It also ascertained whether or not the said violations, omissions, irregularities and malpractices (if any) affected the outcome of the results of the elections.

Matters surrounding the actual number of pink sheets filed by the petitioners were so sensitive and controversial that the court had to eventually order for an audit to be conducted into the definite number of pink sheets filed at the Supreme Court registry in order to put the matter to rest.

While the petitioners insisted they filed 11,842 pink sheets, the respondents insisted the petitioners filed less than that.

International audit firm, KPMG, was, on May 9, 2013, accordingly, directed to audit pink sheets and subsequently submitted its final report in five volumes on June 24, 2013.

Ghanaians, on December 7 and 8, 2012, exercised their right under Article 42 of the 1992 Constitution by joining long queues to cast their ballots in the presidential and parliamentary elections.

Voting had to be suspended and continued on December 8, 2012 at 412 polling stations across the country due to the breakdown of newly introduced biometric machines.

With the powers conferred on him under Article 63 (9) of the 1992 Constitution, the Chairman of the Electoral Commission (EC), Dr Kwadwo Afari-Gyan, on December 9, 2012 declared President John Dramani Mahama as the winner of the presidential poll with 50.7 per cent of the valid votes cast, with the presidential candidate of the New Patriotic Party (NPP), Nana Addo Dankwa Akufo-Addo, placing second with 47.7 per cent.

Prior to the declaration of the results, the NPP leadership prevailed upon Dr Afari-Gyan to suspend the declaration because they had uncovered some discrepancies which could affect the final results of the presidential election.

After a marathon meeting with EC officials and members of the Peace Council, Dr Afari-Gyan declined to suspend the announcement of the results on the grounds that the party leadership had failed to prove why the declaration should be halted.

He, accordingly, advised the leadership of the NPP to sue the EC if it felt dissatisfied with the results he was billed to declare.

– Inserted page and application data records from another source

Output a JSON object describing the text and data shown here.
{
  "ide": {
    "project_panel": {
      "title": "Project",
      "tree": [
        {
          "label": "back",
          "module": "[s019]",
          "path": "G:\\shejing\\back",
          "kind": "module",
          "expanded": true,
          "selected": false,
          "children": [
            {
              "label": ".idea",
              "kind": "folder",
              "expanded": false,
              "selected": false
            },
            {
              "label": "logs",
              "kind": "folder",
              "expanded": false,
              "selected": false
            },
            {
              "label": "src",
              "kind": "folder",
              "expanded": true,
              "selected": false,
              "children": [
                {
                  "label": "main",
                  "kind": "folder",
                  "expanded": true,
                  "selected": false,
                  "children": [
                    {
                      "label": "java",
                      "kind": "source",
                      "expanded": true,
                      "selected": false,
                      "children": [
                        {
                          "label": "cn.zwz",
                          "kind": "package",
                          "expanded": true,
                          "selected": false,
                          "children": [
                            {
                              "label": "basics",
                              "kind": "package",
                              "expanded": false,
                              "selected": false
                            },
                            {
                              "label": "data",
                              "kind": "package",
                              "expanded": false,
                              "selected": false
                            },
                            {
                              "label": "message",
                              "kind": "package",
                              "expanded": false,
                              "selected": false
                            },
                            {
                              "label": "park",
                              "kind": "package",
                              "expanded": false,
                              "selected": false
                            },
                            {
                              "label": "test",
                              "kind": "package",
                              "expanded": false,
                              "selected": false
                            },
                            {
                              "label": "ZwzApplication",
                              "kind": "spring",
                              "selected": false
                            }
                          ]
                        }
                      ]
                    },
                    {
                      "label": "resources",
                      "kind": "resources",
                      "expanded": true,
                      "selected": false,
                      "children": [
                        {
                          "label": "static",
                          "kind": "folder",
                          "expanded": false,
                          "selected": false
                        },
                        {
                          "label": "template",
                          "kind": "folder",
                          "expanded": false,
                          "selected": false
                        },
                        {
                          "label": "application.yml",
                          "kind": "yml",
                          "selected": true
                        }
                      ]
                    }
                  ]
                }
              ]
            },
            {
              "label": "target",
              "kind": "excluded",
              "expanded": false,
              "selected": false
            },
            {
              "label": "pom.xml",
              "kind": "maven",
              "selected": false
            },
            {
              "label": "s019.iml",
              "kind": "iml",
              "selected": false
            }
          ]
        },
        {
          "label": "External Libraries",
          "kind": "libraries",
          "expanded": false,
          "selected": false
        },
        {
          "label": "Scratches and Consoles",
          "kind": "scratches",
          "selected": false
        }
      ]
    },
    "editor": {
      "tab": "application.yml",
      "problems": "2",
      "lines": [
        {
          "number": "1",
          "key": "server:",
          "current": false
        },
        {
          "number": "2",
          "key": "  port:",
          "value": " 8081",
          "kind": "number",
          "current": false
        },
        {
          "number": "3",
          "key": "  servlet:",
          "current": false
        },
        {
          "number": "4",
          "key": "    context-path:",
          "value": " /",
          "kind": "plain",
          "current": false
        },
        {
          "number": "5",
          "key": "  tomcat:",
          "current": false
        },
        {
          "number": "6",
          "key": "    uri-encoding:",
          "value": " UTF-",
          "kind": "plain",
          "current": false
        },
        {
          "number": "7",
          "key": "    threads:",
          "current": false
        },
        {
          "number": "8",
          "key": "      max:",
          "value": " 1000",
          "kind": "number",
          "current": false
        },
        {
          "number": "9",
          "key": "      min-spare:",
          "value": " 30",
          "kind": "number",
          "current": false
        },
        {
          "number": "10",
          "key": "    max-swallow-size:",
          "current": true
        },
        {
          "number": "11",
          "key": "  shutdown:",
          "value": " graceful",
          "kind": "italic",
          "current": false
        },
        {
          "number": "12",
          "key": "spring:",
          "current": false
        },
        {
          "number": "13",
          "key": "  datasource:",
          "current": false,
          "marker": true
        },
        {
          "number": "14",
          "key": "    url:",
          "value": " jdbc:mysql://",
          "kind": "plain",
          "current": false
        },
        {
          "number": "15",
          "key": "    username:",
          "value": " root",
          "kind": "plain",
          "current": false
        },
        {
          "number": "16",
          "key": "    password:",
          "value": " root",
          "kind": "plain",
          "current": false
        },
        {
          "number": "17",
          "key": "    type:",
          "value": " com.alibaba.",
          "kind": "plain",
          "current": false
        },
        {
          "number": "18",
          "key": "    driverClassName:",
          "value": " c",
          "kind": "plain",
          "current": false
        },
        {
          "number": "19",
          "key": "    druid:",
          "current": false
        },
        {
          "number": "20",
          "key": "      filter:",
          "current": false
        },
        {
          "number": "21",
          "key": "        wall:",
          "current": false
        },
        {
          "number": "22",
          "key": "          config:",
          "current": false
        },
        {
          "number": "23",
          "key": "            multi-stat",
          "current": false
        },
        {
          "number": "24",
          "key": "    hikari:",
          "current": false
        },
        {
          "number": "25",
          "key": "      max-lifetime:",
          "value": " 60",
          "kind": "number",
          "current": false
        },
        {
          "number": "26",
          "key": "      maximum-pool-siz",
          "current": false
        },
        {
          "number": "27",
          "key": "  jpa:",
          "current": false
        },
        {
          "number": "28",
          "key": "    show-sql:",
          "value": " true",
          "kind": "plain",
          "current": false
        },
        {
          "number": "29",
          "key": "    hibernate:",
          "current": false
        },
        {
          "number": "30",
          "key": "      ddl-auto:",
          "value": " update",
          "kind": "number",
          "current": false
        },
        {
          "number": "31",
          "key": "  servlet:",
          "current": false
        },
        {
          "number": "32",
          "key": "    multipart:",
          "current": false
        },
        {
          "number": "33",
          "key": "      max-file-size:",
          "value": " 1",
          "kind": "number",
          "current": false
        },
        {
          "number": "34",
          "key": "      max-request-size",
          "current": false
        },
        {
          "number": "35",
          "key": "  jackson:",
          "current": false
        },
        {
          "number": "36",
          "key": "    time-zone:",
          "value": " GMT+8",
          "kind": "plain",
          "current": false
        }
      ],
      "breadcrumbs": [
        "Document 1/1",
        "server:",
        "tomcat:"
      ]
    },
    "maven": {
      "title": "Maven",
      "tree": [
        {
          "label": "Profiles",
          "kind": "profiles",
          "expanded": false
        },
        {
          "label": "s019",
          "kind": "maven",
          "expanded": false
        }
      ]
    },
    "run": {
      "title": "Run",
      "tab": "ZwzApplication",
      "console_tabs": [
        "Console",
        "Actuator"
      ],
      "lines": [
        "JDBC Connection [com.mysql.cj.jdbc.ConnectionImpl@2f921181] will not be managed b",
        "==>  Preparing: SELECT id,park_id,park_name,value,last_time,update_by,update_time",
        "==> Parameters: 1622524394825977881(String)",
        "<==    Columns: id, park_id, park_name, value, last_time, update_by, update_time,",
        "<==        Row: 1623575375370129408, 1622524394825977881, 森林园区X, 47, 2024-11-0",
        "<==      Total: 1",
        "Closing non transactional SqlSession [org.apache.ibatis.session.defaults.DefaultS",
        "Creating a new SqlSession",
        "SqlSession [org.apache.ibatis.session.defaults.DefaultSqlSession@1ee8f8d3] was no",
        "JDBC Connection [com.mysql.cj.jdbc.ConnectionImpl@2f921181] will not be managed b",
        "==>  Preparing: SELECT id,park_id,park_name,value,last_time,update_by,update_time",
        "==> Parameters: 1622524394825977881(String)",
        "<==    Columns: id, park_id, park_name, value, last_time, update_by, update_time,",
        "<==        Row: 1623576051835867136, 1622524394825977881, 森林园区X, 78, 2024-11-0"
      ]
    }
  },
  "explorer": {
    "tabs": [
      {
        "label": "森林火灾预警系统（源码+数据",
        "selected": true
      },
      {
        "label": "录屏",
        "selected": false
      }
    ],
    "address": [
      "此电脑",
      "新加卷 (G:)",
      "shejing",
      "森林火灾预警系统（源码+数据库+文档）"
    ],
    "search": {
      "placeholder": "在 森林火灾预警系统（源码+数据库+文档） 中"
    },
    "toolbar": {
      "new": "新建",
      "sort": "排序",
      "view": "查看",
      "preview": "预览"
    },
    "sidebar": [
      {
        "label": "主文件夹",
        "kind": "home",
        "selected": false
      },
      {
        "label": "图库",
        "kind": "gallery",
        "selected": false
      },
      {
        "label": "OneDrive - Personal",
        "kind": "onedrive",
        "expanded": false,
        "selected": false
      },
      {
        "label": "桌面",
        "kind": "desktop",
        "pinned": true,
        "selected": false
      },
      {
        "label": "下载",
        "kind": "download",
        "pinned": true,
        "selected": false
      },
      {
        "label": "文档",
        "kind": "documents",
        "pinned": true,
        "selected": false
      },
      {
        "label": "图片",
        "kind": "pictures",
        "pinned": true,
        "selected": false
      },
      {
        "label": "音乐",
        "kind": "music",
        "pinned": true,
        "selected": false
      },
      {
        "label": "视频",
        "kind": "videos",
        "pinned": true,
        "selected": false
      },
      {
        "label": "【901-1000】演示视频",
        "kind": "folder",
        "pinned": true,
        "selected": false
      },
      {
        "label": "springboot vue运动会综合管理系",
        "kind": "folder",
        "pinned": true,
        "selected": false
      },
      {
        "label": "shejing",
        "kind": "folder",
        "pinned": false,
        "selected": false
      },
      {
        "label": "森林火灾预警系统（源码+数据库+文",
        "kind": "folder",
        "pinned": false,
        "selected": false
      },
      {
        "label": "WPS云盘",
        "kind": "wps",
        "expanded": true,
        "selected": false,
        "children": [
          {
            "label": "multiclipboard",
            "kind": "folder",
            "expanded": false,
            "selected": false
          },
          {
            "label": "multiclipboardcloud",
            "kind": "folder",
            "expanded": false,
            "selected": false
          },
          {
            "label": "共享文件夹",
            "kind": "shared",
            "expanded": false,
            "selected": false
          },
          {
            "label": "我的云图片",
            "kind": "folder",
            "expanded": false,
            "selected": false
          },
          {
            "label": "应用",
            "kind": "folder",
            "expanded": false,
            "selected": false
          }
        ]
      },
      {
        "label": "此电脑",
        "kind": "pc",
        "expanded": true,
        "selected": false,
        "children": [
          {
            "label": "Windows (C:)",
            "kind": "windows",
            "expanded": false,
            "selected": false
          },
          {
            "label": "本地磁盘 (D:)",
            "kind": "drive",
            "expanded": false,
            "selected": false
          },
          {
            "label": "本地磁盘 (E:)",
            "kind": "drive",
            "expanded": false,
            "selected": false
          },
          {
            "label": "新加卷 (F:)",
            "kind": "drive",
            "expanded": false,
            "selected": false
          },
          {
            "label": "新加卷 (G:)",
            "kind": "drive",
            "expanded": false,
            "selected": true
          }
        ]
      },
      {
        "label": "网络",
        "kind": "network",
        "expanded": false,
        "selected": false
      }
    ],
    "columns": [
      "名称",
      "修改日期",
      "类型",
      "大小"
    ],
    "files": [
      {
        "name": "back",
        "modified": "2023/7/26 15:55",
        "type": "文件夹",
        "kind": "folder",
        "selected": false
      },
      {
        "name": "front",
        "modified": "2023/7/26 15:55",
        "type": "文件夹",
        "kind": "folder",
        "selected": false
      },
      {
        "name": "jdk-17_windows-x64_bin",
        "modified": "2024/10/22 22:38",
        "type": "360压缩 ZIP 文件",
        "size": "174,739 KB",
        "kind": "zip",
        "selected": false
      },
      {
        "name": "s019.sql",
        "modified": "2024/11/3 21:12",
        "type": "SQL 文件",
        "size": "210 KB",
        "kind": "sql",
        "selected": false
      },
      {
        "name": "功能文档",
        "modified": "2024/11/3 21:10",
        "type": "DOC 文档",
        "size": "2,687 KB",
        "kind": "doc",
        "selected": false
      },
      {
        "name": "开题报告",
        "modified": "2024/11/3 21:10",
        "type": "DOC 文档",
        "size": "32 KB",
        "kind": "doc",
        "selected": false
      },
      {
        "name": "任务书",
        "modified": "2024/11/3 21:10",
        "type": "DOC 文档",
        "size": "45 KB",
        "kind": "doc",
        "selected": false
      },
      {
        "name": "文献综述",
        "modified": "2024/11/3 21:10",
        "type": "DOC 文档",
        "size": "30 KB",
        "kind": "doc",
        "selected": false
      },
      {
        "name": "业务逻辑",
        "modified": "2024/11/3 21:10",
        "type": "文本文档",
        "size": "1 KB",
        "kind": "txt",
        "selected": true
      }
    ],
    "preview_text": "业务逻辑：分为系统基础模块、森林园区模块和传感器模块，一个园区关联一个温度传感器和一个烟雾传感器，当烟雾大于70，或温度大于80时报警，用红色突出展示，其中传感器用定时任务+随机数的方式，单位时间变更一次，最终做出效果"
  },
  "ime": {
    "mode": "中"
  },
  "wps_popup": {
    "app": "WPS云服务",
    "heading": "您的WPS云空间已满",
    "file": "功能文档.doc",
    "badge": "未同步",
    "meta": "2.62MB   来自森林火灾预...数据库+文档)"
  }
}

Reminding him of his words to the party leadership to sue, the presiding judge of the petition, Mr Justice William Atuguba, on July 17, 2013 said to Dr Afari-Gyan who had been discharged from the witness box that, “I hope you’ve seen that ‘go to court, go to court’ is not easy.”

Source: Daily Graphic